» **Task**:
Where the records below show the word "text" in a line, please copy that line.
##############################
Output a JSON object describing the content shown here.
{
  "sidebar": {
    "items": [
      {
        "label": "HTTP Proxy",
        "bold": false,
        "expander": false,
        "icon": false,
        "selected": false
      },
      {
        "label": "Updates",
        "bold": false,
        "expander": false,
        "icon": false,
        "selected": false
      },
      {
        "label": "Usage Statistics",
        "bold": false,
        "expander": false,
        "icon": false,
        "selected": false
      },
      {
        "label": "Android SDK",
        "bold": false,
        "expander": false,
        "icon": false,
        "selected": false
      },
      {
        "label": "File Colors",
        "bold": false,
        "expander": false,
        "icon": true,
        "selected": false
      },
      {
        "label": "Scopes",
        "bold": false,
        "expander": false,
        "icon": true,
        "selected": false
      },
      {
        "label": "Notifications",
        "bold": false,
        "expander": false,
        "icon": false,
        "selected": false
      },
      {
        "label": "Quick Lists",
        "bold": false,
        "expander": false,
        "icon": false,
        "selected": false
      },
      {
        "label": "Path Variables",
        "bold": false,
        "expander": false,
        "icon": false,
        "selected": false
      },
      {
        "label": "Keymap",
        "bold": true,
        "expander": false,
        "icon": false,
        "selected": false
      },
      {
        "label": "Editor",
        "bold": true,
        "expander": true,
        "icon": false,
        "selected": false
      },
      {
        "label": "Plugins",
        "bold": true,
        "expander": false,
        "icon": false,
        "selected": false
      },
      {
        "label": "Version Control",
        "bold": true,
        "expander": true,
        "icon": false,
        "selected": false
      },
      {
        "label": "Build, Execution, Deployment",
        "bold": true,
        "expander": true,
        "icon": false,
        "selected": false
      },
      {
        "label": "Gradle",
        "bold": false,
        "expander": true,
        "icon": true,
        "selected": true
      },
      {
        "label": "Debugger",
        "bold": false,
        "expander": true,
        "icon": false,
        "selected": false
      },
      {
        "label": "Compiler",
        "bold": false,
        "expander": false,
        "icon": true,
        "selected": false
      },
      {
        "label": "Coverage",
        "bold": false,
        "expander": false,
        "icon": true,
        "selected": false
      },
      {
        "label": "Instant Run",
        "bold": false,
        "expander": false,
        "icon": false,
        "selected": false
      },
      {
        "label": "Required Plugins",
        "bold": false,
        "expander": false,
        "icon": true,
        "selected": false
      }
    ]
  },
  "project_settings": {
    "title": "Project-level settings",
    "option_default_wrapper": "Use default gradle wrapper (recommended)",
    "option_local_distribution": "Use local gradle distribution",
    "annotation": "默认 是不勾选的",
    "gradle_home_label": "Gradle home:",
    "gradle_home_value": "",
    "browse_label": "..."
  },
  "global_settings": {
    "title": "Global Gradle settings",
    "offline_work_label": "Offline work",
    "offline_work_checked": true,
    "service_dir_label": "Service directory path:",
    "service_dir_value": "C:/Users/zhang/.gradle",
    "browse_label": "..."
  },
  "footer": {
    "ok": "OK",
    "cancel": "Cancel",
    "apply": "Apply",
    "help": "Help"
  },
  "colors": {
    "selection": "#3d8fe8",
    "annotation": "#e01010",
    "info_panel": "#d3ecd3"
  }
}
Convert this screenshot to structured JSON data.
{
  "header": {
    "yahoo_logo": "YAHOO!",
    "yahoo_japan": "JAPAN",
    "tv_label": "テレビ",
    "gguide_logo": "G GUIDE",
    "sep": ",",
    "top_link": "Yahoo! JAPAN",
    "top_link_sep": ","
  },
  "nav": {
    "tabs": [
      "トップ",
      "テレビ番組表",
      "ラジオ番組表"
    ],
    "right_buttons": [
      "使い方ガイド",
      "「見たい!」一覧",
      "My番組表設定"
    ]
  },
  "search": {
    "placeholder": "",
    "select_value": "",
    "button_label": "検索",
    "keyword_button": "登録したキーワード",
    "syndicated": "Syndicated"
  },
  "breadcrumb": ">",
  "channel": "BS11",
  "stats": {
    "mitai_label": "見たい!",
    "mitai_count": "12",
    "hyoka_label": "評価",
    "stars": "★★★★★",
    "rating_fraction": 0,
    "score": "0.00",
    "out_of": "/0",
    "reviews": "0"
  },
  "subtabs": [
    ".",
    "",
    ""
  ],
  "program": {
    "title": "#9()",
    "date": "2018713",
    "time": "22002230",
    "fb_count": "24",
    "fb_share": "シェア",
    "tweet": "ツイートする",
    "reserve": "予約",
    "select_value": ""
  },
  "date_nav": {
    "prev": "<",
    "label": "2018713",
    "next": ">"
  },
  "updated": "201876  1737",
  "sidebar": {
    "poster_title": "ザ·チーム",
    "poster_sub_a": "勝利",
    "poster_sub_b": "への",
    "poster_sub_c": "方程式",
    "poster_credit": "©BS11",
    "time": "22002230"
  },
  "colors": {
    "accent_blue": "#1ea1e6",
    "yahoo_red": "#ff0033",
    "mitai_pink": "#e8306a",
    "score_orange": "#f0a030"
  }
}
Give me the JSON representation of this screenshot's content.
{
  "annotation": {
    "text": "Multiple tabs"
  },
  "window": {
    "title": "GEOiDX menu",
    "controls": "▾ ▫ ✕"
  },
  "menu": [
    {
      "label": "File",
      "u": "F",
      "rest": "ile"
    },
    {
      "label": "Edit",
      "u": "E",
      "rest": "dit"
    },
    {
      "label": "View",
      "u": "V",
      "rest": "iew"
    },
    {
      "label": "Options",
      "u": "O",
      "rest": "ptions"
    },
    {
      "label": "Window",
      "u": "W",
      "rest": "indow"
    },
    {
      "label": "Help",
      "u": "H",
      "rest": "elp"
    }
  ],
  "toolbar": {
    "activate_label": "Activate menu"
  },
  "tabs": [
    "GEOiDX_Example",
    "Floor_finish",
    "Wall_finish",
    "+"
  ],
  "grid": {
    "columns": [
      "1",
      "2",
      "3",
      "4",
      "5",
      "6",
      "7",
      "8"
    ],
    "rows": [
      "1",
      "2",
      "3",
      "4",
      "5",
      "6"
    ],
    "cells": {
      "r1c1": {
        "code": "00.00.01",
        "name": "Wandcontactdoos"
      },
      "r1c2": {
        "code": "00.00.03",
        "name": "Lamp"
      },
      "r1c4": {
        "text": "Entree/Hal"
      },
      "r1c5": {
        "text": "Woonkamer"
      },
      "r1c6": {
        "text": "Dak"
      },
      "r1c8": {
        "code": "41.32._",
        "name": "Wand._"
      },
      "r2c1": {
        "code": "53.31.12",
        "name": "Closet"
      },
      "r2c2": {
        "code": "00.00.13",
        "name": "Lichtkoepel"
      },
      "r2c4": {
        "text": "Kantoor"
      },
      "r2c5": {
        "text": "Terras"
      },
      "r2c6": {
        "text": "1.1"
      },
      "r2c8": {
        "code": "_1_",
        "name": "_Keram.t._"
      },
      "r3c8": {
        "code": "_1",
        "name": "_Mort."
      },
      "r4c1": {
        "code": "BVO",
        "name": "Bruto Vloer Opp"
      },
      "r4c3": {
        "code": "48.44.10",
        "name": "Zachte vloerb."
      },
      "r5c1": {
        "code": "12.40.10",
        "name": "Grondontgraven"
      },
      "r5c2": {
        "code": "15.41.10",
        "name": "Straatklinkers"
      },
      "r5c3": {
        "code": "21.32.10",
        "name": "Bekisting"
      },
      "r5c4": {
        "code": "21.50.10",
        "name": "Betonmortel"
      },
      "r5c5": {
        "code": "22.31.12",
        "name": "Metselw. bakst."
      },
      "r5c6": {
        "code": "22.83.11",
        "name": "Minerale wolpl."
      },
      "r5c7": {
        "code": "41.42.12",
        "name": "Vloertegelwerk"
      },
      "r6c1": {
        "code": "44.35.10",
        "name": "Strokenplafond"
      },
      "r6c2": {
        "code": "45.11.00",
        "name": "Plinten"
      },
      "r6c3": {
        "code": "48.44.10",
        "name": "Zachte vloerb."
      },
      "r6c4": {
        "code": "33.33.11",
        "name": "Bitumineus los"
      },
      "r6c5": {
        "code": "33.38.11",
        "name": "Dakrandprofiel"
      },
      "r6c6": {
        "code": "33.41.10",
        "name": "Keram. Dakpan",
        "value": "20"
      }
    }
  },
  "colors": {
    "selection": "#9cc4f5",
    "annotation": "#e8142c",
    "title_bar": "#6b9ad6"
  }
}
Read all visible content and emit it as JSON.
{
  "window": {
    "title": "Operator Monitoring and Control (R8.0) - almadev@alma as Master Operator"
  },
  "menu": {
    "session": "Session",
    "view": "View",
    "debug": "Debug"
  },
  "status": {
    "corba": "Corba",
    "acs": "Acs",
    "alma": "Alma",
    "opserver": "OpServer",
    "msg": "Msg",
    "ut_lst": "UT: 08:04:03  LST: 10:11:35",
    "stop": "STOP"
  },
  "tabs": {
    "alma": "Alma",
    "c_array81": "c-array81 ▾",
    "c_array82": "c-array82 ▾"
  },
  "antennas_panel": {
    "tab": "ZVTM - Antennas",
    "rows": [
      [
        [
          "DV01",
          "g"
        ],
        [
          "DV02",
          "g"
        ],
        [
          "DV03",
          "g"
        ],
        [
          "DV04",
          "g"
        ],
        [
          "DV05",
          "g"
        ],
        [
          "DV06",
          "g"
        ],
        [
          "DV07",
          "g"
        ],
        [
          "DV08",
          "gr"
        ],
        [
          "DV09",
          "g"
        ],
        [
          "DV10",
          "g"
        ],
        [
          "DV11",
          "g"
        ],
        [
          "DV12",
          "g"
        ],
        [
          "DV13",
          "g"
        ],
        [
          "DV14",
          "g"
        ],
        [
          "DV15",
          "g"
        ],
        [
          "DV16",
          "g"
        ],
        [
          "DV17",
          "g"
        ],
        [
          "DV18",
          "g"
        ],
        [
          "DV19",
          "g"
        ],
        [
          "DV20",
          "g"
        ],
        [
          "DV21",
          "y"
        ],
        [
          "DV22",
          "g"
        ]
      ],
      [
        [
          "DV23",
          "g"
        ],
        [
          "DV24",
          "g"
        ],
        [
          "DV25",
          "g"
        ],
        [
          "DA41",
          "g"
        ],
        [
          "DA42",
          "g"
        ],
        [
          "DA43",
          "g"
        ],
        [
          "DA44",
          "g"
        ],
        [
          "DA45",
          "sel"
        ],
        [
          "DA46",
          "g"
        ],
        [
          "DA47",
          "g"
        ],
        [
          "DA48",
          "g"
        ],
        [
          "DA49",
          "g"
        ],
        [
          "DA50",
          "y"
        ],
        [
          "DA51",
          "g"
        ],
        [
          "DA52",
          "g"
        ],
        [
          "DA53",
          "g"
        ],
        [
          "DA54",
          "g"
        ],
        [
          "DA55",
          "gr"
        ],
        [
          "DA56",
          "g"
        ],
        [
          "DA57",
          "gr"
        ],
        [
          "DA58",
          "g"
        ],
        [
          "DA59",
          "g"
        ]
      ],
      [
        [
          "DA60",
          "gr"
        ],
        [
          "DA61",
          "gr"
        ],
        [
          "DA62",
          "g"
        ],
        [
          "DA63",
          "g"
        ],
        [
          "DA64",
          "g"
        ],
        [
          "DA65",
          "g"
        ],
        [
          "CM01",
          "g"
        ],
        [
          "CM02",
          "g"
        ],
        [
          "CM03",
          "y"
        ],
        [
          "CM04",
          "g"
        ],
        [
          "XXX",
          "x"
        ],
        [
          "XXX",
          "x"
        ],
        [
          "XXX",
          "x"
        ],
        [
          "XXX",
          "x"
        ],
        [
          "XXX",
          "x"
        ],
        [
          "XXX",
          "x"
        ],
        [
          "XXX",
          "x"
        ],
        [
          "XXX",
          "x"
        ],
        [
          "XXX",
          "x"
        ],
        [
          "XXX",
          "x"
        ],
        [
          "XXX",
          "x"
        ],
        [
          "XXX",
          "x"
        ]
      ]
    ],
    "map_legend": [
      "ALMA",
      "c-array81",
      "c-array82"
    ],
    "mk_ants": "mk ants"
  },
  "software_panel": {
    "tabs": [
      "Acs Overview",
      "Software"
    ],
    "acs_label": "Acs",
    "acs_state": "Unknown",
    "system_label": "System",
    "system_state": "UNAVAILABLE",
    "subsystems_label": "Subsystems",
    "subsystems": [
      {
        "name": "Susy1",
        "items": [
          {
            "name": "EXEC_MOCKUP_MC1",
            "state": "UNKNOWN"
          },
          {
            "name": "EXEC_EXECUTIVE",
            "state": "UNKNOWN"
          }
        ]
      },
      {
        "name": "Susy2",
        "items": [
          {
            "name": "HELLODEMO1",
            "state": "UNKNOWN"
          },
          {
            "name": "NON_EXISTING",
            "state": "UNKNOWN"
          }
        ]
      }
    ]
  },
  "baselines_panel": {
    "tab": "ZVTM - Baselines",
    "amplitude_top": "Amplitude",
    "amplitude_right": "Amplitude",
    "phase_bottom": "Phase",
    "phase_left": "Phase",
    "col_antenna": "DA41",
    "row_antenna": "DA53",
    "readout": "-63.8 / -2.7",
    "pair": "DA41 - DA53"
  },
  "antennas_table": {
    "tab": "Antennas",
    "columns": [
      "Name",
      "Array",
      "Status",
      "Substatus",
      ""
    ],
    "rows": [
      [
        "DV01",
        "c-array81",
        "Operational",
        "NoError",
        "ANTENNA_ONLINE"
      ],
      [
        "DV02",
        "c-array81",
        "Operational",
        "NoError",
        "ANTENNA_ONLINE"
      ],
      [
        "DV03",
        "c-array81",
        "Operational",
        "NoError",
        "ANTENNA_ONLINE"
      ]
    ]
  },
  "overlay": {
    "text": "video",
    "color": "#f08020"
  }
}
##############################
» **Solution to this task**:
    "text": "Multiple tabs"
        "text": "Entree/Hal"
        "text": "Woonkamer"
        "text": "Dak"
        "text": "Kantoor"
        "text": "Terras"
        "text": "1.1"
    "text": "video",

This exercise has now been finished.